Meanwhile, for the last 18 months, the Quality Council of the Connecticut State Healthcare Innovation Model has been engaged in a similar process. The state has a grant to support payment reform for the Medicaid program and the development of core measures is key to establishing a value-based payment initiative. The council consists of physicians, healthcare advocates, and insurance company representatives; this group developed a preliminary set of core measures, focusing on things relevant to the Medicaid population including oft-ignored issues like behavioral health. With the announcement of the CMS-AHIP measure set, the state Quality Council will be looking to align the set they have developed as much as possible.
Both of these endeavors rely heavily on existing measures. This is one of the major criticisms of the CMS-AHIP set. The current state of quality measurement doesn’t seem to be capturing the most important aspects of care. McGlynn and colleagues suggested 3 guiding principles for measurement: integration with care delivery; acknowledgement of clinical challenges such as multi-comorbidity and uncertainty; and reflection of patient preferences, goals of treatment and heterogeneity of care related to this (1).

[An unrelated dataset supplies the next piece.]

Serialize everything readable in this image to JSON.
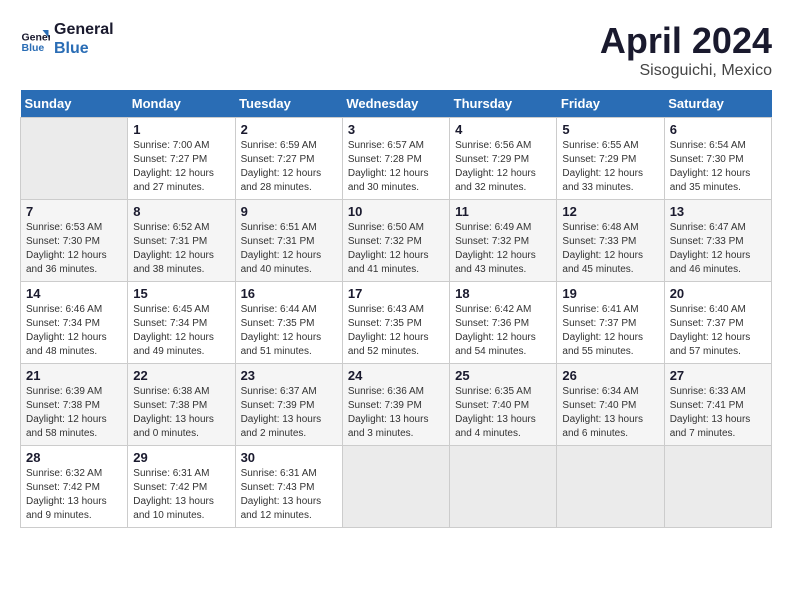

ACP has commented on the broader CMS draft proposal that preceded the announcement of the measure set [CMS Quality Measure Development Plan: Supporting the Transition to the Merit-based Incentive Payment System (MIPS) and Alternative Payment Models (APMs)], as required by MACRA (the Medicare Access and Children’s Health Insurance Program (CHIP) Reauthorization Act of 2015). The letter to CMS is a thoughtful, thorough document (albeit a significant read at 42 pages!) and was the work of the Medical Practice and Quality Committee (MQPC), chaired by former CT Chapter Governor and current Board of Regents member Dr. Robert McLean. The letter asks CMS to use the MACRA as an opportunity to “build a learning health and healthcare system” which reflects learning from prior programs and emphasizes “the need to constantly monitor the evolving measurement system to identify and mitigate any potential unintended consequences.” Like McGlynn, ACP recommends a patient-centered approach that recognizes the patient-physician relationship. The College also “strongly recommends that CMS collaborate with specialty societies, frontline clinicians, and EHR vendors in the development, testing, and implementation of measures with a focus on decreasing clinician burden and integrating the measurement of and reporting on performance with quality improvement and care delivery.” I invite you to review the entire document.
- McGlynn EA, Schneider EC, Kerr EA. Reimagining quality measurement. N Engl J Med. 2014 Dec 4;371(23):2150-3.